Charles Nelson Reilly delivered newspapers for The Hartford Courant. He survived the great circus fire of 1944. Then he was an usher at the Bushnell. He eventually went on to be a Broadway stage star ("Hello, Dolly!" "How to Succeed in Business Without Really Trying"), a popular comedian on game shows ("Match Game," "Hollywood Squares") and director of stage shows, many of them starring Julie Harris.
He was a journalist's dream interview.
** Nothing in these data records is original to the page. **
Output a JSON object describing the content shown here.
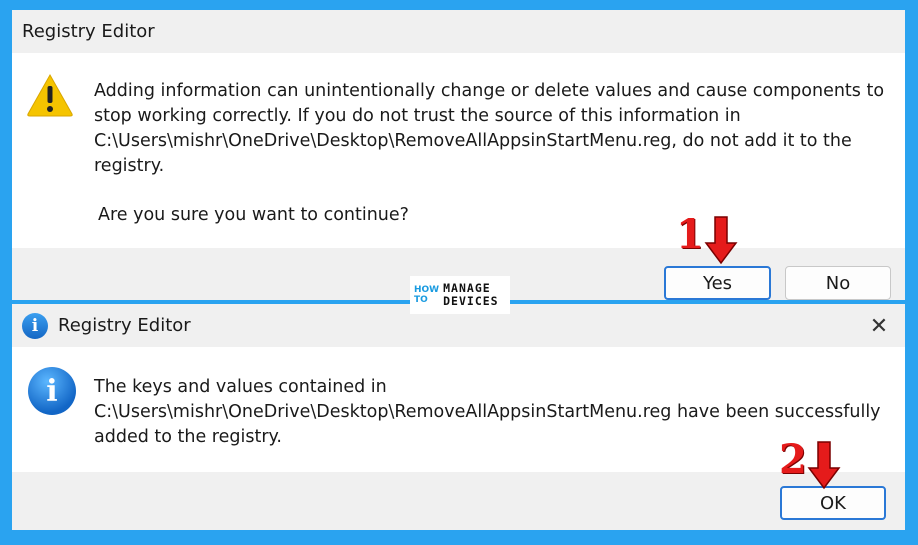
{
  "dialog1": {
    "title": "Registry Editor",
    "message": "Adding information can unintentionally change or delete values and cause components to stop working correctly. If you do not trust the source of this information in C:\\Users\\mishr\\OneDrive\\Desktop\\RemoveAllAppsinStartMenu.reg, do not add it to the registry.",
    "question": "Are you sure you want to continue?",
    "icon": "warning-icon",
    "buttons": {
      "yes": "Yes",
      "no": "No"
    }
  },
  "dialog2": {
    "title": "Registry Editor",
    "message": "The keys and values contained in C:\\Users\\mishr\\OneDrive\\Desktop\\RemoveAllAppsinStartMenu.reg have been successfully added to the registry.",
    "icon": "info-icon",
    "close_symbol": "✕",
    "buttons": {
      "ok": "OK"
    }
  },
  "steps": {
    "step1": "1",
    "step2": "2"
  },
  "logo": {
    "how": "HOW",
    "to": "TO",
    "manage": "MANAGE",
    "devices": "DEVICES"
  },
  "colors": {
    "background": "#2aa3f0",
    "annotation_red": "#e51b1b",
    "primary_button_border": "#2a78d6",
    "warning_yellow": "#f5c400"
  }
}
And he always remembered Hartford, name-dropping those he knew growing up.
"I got my first stage role from my fourth-grade teacher, Miss Benadetti," he told The Courant in a 1990 profile. "I played Christopher Columbus and as I was doing it, I thought to myself, 'Gee, I'm awfully good at this.' I was like Meryl Streep looking at the rushes."
He bore a playful grudge against Harold J. Porter, the boy who got the lead in "The Pied Piper of Hamelin" at Weaver High School. "He played the Pied Piper. I was in the c-c-c-hor ... I almost choke at the word — chorus."
Before his death in 2007 at age 76, he returned to town one last time in 2001 to present his solo show, "Save It For the Stage: The Life of Reilly" at the Bushnell, where he recalled first seeing Frank Fay in "Harvey," Bobby Clark in "Sweethearts" ("the funniest man I've ever seen in my life") and Bea Lillie in "Inside U.S.A." ("the funniest woman who later became a good friend").
Despite all his success and acclaim, Reilly insisted "in a way, I've always remained an usher. Isn't that interesting? I'm always the usher looking down from the second balcony."